Data shown
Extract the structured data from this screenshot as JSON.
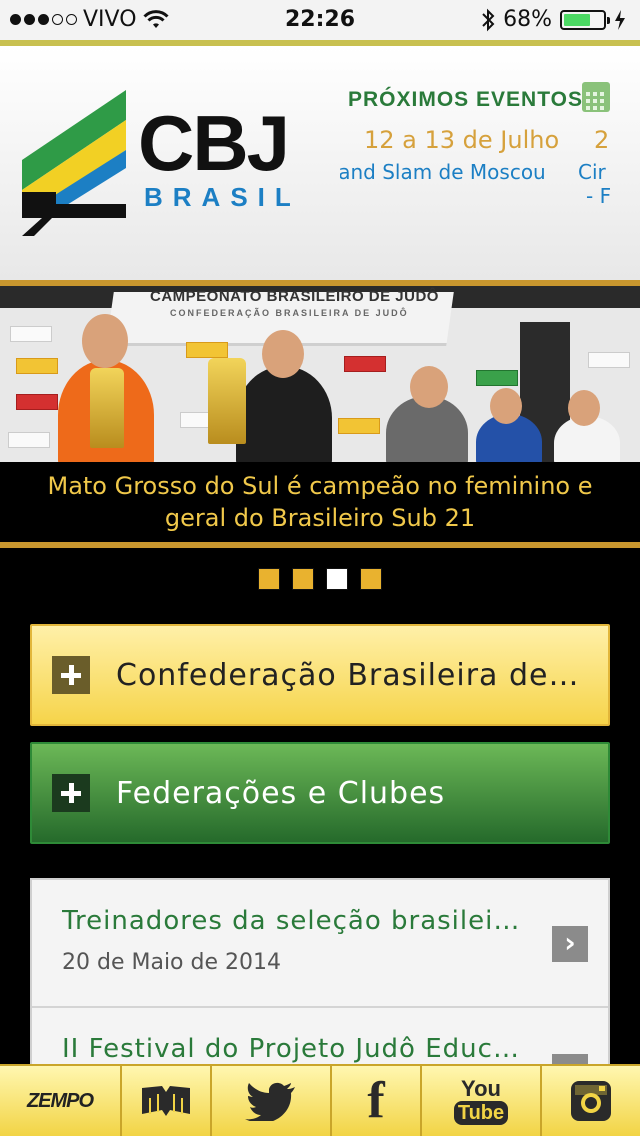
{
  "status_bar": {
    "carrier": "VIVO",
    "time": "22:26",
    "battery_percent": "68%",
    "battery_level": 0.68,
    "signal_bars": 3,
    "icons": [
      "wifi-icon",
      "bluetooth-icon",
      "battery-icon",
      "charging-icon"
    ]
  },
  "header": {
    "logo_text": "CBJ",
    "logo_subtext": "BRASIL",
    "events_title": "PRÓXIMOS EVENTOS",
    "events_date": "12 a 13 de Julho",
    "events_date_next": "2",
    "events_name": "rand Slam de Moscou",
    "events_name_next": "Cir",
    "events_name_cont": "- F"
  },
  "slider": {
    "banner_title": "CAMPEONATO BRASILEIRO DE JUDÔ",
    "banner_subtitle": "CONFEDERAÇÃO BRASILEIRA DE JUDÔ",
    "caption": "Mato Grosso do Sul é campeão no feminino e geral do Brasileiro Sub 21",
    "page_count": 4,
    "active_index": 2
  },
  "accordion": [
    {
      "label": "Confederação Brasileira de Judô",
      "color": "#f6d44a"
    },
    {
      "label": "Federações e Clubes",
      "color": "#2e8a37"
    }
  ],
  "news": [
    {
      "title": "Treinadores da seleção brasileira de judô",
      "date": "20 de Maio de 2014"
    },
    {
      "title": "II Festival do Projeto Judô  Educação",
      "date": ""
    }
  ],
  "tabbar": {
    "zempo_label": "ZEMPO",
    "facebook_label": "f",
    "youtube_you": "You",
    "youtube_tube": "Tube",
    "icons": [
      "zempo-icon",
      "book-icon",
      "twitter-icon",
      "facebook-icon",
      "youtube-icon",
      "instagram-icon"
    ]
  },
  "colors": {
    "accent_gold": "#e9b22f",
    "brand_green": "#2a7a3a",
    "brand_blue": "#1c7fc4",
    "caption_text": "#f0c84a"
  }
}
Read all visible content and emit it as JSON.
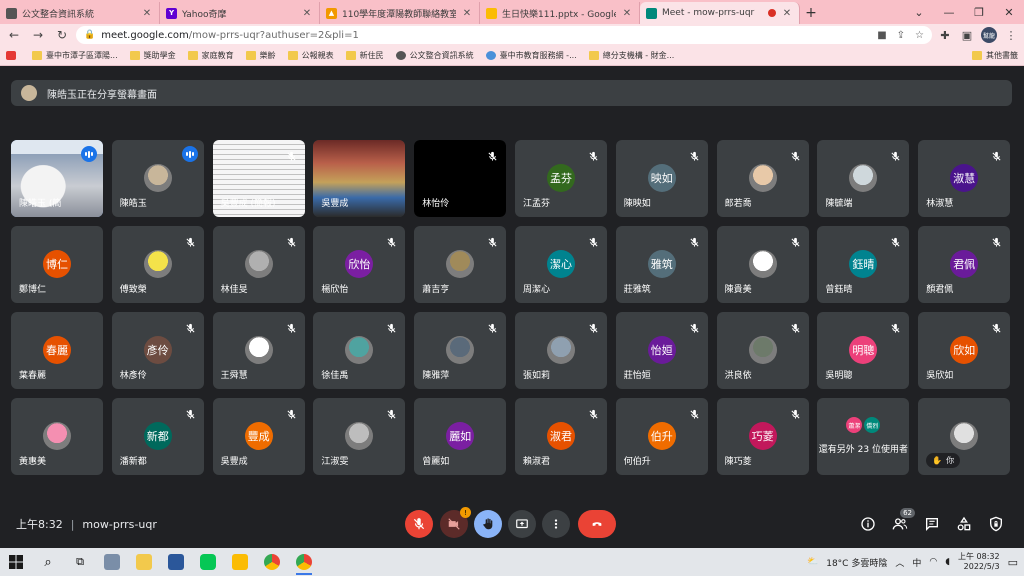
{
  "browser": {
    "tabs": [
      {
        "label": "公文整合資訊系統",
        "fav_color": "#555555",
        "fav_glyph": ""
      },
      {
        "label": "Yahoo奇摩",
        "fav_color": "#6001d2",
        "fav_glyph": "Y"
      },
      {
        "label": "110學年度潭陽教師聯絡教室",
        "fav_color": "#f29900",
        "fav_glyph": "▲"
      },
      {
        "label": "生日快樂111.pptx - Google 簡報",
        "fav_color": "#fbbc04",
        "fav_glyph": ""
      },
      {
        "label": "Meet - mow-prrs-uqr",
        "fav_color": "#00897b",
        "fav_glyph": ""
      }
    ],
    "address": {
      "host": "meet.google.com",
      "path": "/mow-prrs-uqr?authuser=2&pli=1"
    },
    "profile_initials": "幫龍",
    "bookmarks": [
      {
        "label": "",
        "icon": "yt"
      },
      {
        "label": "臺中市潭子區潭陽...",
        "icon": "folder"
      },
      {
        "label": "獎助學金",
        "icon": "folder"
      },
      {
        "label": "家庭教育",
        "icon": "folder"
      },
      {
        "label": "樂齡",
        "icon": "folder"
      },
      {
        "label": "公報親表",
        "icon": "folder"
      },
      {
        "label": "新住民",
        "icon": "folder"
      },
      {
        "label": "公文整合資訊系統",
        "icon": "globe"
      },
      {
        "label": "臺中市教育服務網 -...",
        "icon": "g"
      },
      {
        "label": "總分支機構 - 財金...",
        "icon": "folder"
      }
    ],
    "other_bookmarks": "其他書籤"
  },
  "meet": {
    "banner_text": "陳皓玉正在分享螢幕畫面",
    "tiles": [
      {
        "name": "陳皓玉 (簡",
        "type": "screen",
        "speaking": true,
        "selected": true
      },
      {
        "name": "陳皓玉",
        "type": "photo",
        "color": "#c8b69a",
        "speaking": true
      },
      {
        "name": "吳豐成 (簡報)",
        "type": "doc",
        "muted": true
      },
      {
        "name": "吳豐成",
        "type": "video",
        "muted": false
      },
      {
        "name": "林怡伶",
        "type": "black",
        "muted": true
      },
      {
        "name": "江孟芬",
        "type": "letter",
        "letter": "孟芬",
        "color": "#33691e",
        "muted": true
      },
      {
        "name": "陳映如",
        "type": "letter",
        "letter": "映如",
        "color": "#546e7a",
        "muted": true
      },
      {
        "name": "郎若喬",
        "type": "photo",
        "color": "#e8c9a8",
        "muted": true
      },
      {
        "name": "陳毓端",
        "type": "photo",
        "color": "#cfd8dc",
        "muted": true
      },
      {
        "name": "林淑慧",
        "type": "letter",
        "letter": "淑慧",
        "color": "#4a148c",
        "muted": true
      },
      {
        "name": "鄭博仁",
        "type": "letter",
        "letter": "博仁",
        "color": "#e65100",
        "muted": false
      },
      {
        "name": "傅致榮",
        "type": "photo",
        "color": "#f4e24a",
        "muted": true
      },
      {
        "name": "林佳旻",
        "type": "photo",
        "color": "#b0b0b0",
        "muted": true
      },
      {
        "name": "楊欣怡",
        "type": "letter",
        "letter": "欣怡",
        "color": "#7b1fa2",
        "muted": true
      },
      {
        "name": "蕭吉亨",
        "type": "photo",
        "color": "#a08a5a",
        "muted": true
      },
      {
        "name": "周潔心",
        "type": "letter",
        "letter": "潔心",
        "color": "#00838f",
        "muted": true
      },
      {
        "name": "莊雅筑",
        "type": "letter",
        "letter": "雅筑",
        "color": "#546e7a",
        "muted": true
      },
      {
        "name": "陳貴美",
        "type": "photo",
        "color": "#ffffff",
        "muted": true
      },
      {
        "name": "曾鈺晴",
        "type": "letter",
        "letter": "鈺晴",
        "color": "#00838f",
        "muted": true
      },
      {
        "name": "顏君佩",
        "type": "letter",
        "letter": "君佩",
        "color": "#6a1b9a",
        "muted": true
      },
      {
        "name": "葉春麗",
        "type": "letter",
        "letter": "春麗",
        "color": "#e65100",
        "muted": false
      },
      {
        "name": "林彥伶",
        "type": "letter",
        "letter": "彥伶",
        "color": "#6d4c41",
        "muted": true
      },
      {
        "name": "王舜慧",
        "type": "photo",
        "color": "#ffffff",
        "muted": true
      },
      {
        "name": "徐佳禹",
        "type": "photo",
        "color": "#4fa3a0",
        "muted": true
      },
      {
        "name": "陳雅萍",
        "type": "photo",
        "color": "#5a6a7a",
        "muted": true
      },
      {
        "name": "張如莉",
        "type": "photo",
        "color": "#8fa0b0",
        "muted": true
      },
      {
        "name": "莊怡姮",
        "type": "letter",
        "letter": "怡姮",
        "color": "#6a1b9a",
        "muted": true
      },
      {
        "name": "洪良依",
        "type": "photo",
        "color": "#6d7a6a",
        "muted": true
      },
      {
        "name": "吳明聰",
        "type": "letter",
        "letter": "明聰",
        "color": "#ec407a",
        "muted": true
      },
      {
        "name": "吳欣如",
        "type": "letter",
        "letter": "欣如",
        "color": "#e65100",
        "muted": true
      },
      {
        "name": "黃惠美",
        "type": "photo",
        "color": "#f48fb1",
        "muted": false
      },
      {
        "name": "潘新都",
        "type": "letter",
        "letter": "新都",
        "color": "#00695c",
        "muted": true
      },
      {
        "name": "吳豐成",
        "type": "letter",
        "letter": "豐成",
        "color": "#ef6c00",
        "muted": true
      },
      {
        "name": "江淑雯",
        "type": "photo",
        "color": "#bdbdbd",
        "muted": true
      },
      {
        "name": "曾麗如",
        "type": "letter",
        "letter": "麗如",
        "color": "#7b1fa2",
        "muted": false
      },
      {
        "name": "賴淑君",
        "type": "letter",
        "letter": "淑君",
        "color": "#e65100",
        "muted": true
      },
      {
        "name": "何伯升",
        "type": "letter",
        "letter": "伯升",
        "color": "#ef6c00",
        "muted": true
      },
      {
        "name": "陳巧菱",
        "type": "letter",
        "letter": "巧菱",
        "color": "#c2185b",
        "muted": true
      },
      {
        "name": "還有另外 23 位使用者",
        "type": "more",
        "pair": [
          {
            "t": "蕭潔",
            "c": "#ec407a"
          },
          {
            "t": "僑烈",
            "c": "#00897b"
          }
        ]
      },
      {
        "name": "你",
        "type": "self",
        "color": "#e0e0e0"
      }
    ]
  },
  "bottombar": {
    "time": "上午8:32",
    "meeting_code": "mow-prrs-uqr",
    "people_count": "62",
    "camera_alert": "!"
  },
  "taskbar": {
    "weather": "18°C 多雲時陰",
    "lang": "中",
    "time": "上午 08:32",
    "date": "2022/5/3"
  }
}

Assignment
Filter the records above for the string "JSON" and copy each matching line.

Response
Extract the structured data from this screenshot as JSON.
Read all visible content and emit it as JSON.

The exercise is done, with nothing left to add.